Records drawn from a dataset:
::::::::

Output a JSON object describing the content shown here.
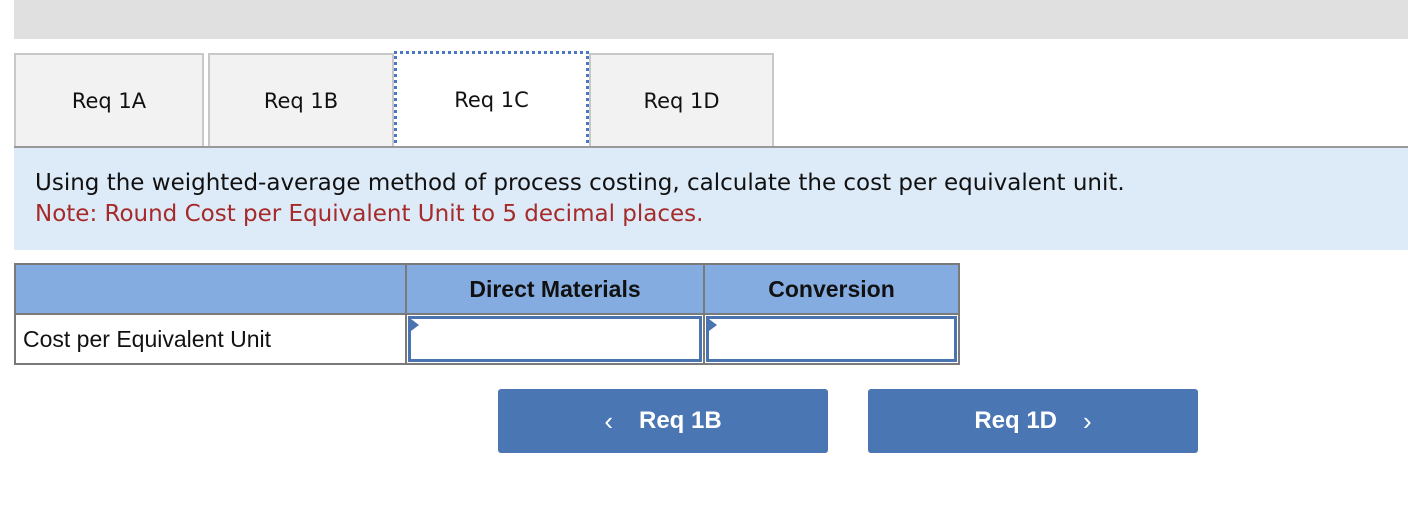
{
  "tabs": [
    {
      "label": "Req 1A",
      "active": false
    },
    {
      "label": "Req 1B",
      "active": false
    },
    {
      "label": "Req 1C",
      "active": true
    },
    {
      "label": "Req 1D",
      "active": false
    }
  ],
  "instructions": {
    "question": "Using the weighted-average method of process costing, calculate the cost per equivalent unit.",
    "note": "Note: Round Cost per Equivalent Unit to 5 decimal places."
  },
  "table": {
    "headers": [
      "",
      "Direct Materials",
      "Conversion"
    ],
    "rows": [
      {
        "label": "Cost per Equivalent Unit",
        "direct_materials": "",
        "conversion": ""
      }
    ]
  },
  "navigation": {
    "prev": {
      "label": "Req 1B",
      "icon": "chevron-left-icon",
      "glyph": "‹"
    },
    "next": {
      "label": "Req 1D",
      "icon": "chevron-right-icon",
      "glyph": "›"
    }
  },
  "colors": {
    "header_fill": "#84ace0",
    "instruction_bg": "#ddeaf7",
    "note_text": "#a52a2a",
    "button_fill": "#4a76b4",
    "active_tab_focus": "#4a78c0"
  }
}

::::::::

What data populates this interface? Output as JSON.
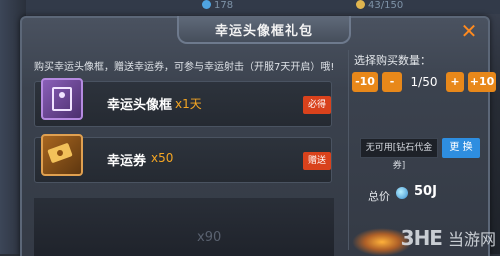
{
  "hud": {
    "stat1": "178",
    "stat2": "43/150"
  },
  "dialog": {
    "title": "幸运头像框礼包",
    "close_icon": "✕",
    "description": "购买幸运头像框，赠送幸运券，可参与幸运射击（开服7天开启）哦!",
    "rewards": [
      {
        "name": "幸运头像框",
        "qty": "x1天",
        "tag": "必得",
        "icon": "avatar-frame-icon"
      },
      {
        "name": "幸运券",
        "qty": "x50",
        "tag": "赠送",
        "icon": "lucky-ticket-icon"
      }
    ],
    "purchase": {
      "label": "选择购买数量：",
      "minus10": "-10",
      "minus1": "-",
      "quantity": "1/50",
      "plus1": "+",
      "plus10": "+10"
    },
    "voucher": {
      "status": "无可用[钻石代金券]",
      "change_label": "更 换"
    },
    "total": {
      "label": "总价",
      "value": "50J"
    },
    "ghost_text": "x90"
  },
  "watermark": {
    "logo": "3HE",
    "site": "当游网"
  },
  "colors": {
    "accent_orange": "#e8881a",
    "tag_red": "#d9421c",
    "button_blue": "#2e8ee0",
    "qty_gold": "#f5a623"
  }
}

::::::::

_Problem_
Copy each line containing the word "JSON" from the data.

_Task output_
Output a JSON object describing the content shown here.
What data populates this interface? Output as JSON.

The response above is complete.